There's a statement I like to share with people when they worry too much about what people think of them: "it's none of your business what people think of you." When we recognize this reality, it's easier to clear our minds and re-focus our attention.
In this two-minute clip, Mel Robbins asks us to stop giving a sh*t, and to start being our authentic selves. She said, "people want to feel a connection, and the only way they'll feel a connection with you is if you remove the veneer and the barriers you put between you and other people. Everyone gives too much of a sh*t of what other people think. Everyone's always judging everyone else, that's why you can't worry about it."
She believes the only way to stop caring what people think is to take action. "Through action you prove to yourself, even though you care what other people think, you're going to do it anyway."
Why Being An Explorer Beats Being An Expert via Psychology Today
Everyone wants to be an expert, as if it's a status symbol in the business world. What you know isn't important, if you aren't contributing value. That's why I like this article about being an explorer, rather than being an expert. The idea takes the focus off appearing smart and directs our attention to what we can learn and share.
Think about it this way: to be an explorer is to admit you don't know something but that you're eager to learn.

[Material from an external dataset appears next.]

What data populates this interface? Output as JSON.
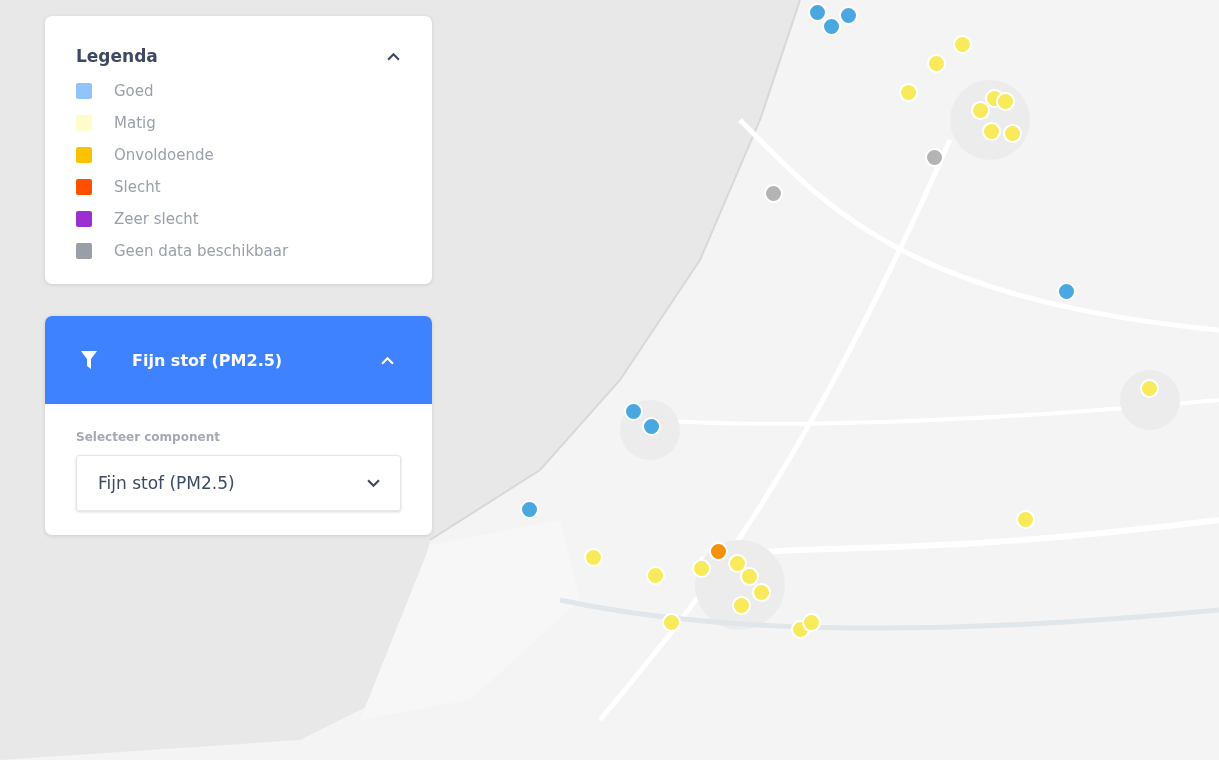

To utter the words "I don't know," can be hard to do since corporations create environments where people are expected to know everything.
In this article, entrepreneur Jonah Sachs points to the problem of pretending you know something: "the problem of overconfidence and closed-mindedness in areas we believe we have expertise is all the more troubling because we so generally tend to credit ourselves with having more expertise than we do."
Instead, consider this idea to tame the urges that keep you from exploring: by spending time doing things that make you a beginner again. We've asked some of our District Venture entrepreneurs to open up about this topic on YouInc. Look for their stories soon.
Career Change, The Entrepreneurs via Monocle 24
I've started listening to The Entrepreneurs podcast from Monocle, where the team profiles innovative businesses and inspiring startups. One of the most recent episodes profiles four people, who left long-time careers in the corporate world to do something they love. I like these stories because they focus on how life changes when you start following your life's passion instead of a more secure path.
For Peter Milne, he believed it was more important to create something he was proud of instead of wanting more possessions and more money. Milne worked in finance for 25 years and in 2015 quit to start a garden center with his husband. As Milne has learned, when we put our efforts into what we love, we take the focus off ourselves to contribute something meaningful to others--much like the companies I decide to invest in, I like to keep a pulse on why people decide to become entrepreneurs.
I'm a big follower of Brene Brown. Her work shows us how to navigate difficult situations and conversations with courage. She recently shared an excerpt from her book, Rising Strong, that's a great example of how to lead by keeping the interests of your team at heart.
Brown shares a story from Andrew, a senior leader at an advertising firm. He's known around his office as "a listener, a thinker, an expert in strategy, and the keeper of culture." Andrew faces the decision of whether to take on a big new business pitch, despite the client having a bad reputation. Andrew's gut reaction is that the team is overworked and doesn't have time for the pitch; he goes against his instinct and takes on the project. Brown shows us, through Andrew's situation, how to make decisions that consider what's best for a team, versus what's best for the agency to make money.